Component data from apps and pages:
[Start of Attachment]
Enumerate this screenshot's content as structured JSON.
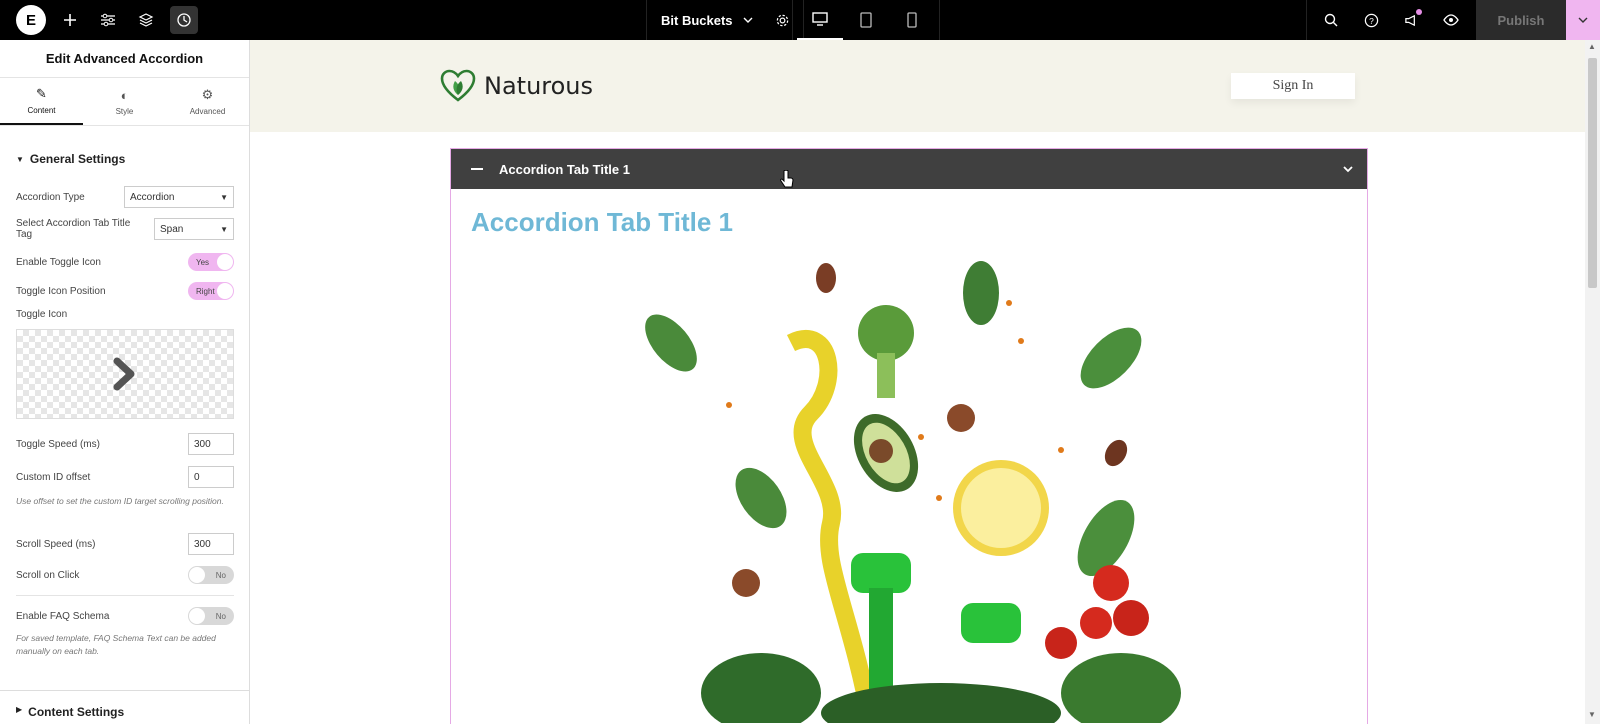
{
  "topbar": {
    "site_name": "Bit Buckets",
    "publish_label": "Publish"
  },
  "panel": {
    "title": "Edit Advanced Accordion",
    "tabs": [
      {
        "label": "Content"
      },
      {
        "label": "Style"
      },
      {
        "label": "Advanced"
      }
    ],
    "section_general": "General Settings",
    "accordion_type_label": "Accordion Type",
    "accordion_type_value": "Accordion",
    "title_tag_label": "Select Accordion Tab Title Tag",
    "title_tag_value": "Span",
    "enable_toggle_label": "Enable Toggle Icon",
    "enable_toggle_value": "Yes",
    "toggle_position_label": "Toggle Icon Position",
    "toggle_position_value": "Right",
    "toggle_icon_label": "Toggle Icon",
    "toggle_speed_label": "Toggle Speed (ms)",
    "toggle_speed_value": "300",
    "custom_id_label": "Custom ID offset",
    "custom_id_value": "0",
    "custom_id_help": "Use offset to set the custom ID target scrolling position.",
    "scroll_speed_label": "Scroll Speed (ms)",
    "scroll_speed_value": "300",
    "scroll_click_label": "Scroll on Click",
    "scroll_click_value": "No",
    "faq_label": "Enable FAQ Schema",
    "faq_value": "No",
    "faq_help": "For saved template, FAQ Schema Text can be added manually on each tab.",
    "section_content": "Content Settings"
  },
  "canvas": {
    "brand": "Naturous",
    "signin": "Sign In",
    "accordion_tab_title": "Accordion Tab Title 1",
    "accordion_content_title": "Accordion Tab Title 1"
  },
  "colors": {
    "accent_pink": "#f0b6f0",
    "accordion_header": "#404040",
    "content_title": "#6fb8d6",
    "brand_green": "#2e7d32"
  }
}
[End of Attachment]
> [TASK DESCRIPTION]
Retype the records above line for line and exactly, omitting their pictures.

> [SOLUTION]
Enumerate this screenshot's content as structured JSON.
{
  "topbar": {
    "site_name": "Bit Buckets",
    "publish_label": "Publish"
  },
  "panel": {
    "title": "Edit Advanced Accordion",
    "tabs": [
      {
        "label": "Content"
      },
      {
        "label": "Style"
      },
      {
        "label": "Advanced"
      }
    ],
    "section_general": "General Settings",
    "accordion_type_label": "Accordion Type",
    "accordion_type_value": "Accordion",
    "title_tag_label": "Select Accordion Tab Title Tag",
    "title_tag_value": "Span",
    "enable_toggle_label": "Enable Toggle Icon",
    "enable_toggle_value": "Yes",
    "toggle_position_label": "Toggle Icon Position",
    "toggle_position_value": "Right",
    "toggle_icon_label": "Toggle Icon",
    "toggle_speed_label": "Toggle Speed (ms)",
    "toggle_speed_value": "300",
    "custom_id_label": "Custom ID offset",
    "custom_id_value": "0",
    "custom_id_help": "Use offset to set the custom ID target scrolling position.",
    "scroll_speed_label": "Scroll Speed (ms)",
    "scroll_speed_value": "300",
    "scroll_click_label": "Scroll on Click",
    "scroll_click_value": "No",
    "faq_label": "Enable FAQ Schema",
    "faq_value": "No",
    "faq_help": "For saved template, FAQ Schema Text can be added manually on each tab.",
    "section_content": "Content Settings"
  },
  "canvas": {
    "brand": "Naturous",
    "signin": "Sign In",
    "accordion_tab_title": "Accordion Tab Title 1",
    "accordion_content_title": "Accordion Tab Title 1"
  },
  "colors": {
    "accent_pink": "#f0b6f0",
    "accordion_header": "#404040",
    "content_title": "#6fb8d6",
    "brand_green": "#2e7d32"
  }
}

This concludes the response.